    That said I’m not sure there’s any guarantee Rishi gets to the second round. Yes he’s ahead in declared support but he’s not that far ahead of the pack. He is probably the most likely to get there at this stage though.
  • ApplicantApplicant Posts: 3,379

    It comes as no surprise that the newly installed LTNs in East Oxford are being attacked and removed by frustrated residents. A more measured approach would have avoided the anger that has been created.

    Yes, I agree with that.

    A big bang like this isn't what the lobby groups were expecting and it's made the whole thing much more difficult. If they'd started with (say) Flo Park and Divinity Road, plus bus and cycle measures on the main roads, then there could have been a much more gradual roll-out without the current poisonous atmosphere.

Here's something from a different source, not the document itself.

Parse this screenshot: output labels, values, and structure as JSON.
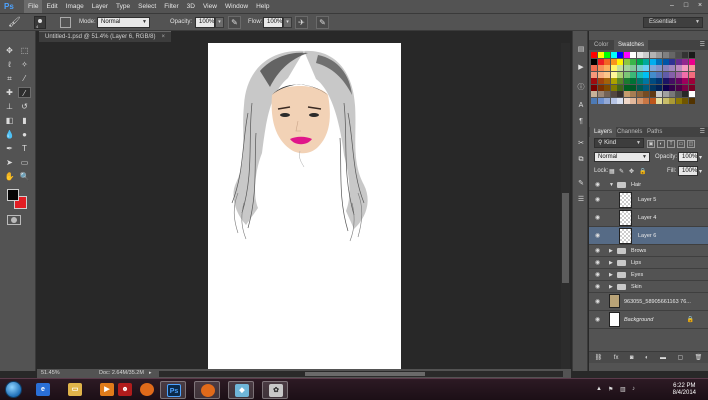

    Anyway, this is probably all better suited to oxfordbetting than a national site ;)
    In my part of the country, the thing which is riling the public is the major roads which have had or are having massive (and virtually unused two-way cycle paths on both sides of the road - with raised kerbs, naturally, so that ambulances get stuck in traffic. And it doesn't leave enough room for bus pull-in bays, so when the bus stops, everyone gets stuck behind it idling their engine.
This discussion has been closed.